Diversifying Cannabis Interests Beyond B2C
Faced with conglomerate-level competition infiltrating the cannabis industry, new or small-scale businesses who choose to focus all efforts on direct-to-consumer sales present something of a myopic approach to the changing landscape of marijuana. Take it from these insiders, who advise cannabis producers to diversify their interests.
With innovators looking for new ways to surpass this speed bump of excess product, supplying smaller companies with required ancillary products and services could be the answer to how businesses stay afloat.
Walker opens up about one of East Fork Cultivars’ specialty items that keeps the company relevant and profitable.
“East Fork’s most innovative product is single-origin oil, a B2B product that we provide to infused products companies to power their CBD lines. We work with four extraction partners, using our material to concoct a range of oils that can meet any requirement of an edible, topical, tincture or beverage maker. From terpene-rich custom blends to single-strain micro batches, this approach has allowed us to form deep partnerships with some of Oregon’s premier makers that otherwise would work with bulk/commodity oil companies.”
On the scientific side of the industry, laboratory testing presents a reliable pillar that keeps the cannabis industry running efficiently and safely. Confident Cannabis services labs, farms and other cannabis-related businesses, aiding them in tracking test results and providing a wholesale platform populated by those results to help them buy and sell. Though Confident Cannabis doesn’t serve customers directly, its software provides essential infrastructure and knowledge that will eventually make it into the hands — and pipes — of consumers.

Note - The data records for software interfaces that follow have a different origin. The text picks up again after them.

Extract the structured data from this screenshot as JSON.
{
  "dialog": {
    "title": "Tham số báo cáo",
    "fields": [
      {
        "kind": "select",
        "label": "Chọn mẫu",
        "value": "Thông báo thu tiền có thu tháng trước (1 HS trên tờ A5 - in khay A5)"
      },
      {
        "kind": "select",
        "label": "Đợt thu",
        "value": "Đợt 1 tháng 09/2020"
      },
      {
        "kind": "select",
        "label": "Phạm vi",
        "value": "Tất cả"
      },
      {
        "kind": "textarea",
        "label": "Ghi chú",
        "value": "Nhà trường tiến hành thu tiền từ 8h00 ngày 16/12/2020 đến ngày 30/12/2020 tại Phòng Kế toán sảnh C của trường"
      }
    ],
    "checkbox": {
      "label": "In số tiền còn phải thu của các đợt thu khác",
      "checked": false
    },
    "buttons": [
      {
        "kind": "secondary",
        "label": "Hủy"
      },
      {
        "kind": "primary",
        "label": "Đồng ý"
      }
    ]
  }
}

“As a science- and tech-driven company, we have listened to the problems of producers and buyers for the last three years, as we provided our lab software to most of the labs in Oregon,” says Bogus of Confident Cannabis. “As a result, we’ve created a software platform that will vastly improve the wholesale transactional flow for Oregon cannabis companies, allowing them to efficiently submit and request orders to one another, knowing what they’re getting ahead of time, because we require lab testing for all products on our platform, and all vendors must be METRC [Marijuana Enforcement Tracking Reporting Compliance] verified. We are bringing trust and transparency to the wholesale cannabis market, which we believe will have an appreciable effect on the Oregon supply problem.”
Cannabis Community Building Through Charity
Beyond optimizing widely available, high-quality cannabis in all forms for recreational adult use, the initial breakthrough of medical marijuana could potentially bring the industry full circle, especially in the context of disadvantaged and marginalized patients. Supplying these patients with gifts of excess cannabis, including veterans and elderly Americans, feasibly represents a service that could surpass sales and head into the territory of increasing national health and wellbeing.
A charity investment of this type, low tech and compassionate, will likely evangelize cannabis more than any high-end marketing campaign ever has. Giving people in the US much-needed aid in the form of assisted cannabis access would also be a diversion from the wealth-driven boom that is primarily enjoyed by white-owned businesses. The benefits for society of gifting cannabis products to those in need are numerous; this should be a core mission, right alongside the profit rush.
With all this extra weed to play around with, we can’t wait to see what the restless creators and groundbreakers of the cannabis industry come up with next, especially in Oregon, that free-spirited, forward-thinking corner of the country.